--- START ---

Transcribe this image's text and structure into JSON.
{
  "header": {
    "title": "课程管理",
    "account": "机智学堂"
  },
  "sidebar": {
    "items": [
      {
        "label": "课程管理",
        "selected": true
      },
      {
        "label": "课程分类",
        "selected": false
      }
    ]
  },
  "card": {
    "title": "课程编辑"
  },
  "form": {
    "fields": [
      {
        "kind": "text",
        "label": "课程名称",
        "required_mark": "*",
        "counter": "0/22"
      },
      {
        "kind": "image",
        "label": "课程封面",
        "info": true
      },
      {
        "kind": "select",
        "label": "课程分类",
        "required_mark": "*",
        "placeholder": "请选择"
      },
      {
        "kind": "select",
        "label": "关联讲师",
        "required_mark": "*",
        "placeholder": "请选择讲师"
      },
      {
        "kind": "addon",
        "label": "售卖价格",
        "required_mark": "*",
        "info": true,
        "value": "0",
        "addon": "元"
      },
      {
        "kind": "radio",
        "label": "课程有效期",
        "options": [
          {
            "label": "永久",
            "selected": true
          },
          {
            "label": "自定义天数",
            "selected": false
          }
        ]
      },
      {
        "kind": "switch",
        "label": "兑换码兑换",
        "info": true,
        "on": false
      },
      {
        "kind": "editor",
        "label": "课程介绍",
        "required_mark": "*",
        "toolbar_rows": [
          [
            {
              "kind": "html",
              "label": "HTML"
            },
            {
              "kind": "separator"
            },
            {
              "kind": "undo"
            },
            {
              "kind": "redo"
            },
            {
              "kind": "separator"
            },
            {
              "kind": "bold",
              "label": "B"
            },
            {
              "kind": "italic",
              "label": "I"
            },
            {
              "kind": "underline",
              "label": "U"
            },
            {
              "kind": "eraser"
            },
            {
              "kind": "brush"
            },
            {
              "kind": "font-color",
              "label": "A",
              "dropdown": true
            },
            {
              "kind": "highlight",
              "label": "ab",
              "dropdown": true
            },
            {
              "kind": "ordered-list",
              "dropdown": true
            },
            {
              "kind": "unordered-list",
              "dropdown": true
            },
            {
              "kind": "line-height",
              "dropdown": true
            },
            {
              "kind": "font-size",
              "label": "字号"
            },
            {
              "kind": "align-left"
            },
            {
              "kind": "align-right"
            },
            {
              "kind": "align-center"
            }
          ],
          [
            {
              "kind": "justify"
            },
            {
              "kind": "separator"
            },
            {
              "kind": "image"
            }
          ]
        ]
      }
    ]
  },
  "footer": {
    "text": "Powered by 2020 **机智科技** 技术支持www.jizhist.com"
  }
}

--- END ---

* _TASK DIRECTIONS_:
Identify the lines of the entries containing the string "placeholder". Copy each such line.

* _TASK SOLUTION_:
        "placeholder": "请选择"
        "placeholder": "请选择讲师"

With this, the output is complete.